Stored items
....

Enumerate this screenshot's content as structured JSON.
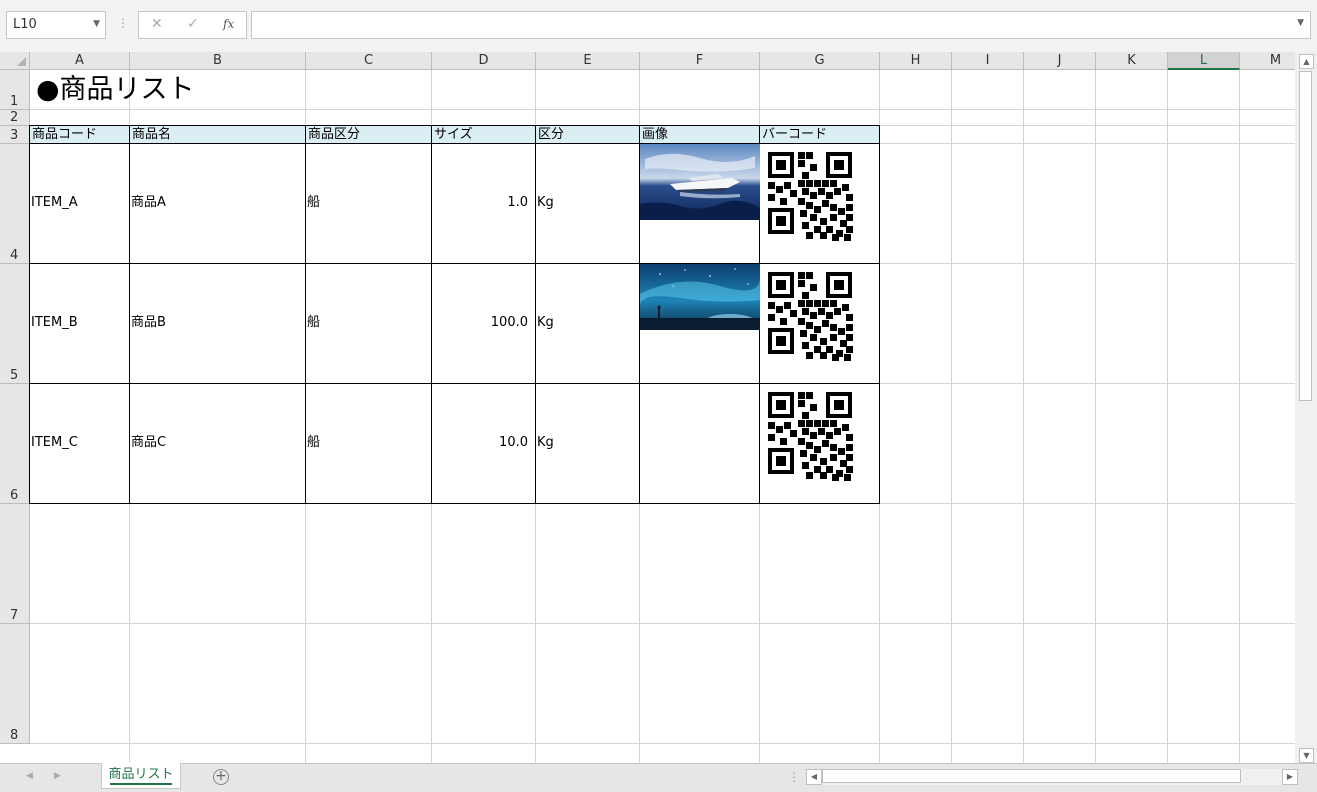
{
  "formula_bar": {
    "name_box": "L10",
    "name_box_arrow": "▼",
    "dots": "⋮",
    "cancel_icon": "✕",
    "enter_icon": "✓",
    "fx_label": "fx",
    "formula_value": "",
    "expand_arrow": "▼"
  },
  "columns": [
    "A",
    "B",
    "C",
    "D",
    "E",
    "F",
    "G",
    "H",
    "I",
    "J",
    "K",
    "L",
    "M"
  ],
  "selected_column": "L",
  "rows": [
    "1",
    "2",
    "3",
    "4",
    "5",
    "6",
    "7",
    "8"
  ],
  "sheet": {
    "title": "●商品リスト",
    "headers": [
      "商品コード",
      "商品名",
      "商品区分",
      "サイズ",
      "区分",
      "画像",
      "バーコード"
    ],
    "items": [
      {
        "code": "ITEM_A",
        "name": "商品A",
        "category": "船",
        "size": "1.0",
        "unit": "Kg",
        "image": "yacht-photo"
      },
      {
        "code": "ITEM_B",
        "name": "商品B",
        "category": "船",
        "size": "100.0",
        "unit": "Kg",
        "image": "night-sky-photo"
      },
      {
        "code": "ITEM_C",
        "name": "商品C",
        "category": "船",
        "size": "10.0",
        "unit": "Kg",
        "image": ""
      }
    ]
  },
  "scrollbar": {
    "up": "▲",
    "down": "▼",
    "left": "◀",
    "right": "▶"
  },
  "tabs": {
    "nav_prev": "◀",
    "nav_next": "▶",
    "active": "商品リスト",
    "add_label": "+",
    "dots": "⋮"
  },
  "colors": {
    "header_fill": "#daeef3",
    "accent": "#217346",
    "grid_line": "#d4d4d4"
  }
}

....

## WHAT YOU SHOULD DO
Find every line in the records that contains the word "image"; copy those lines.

## YOUR RESPONSE
        "image": "yacht-photo"
        "image": "night-sky-photo"
        "image": ""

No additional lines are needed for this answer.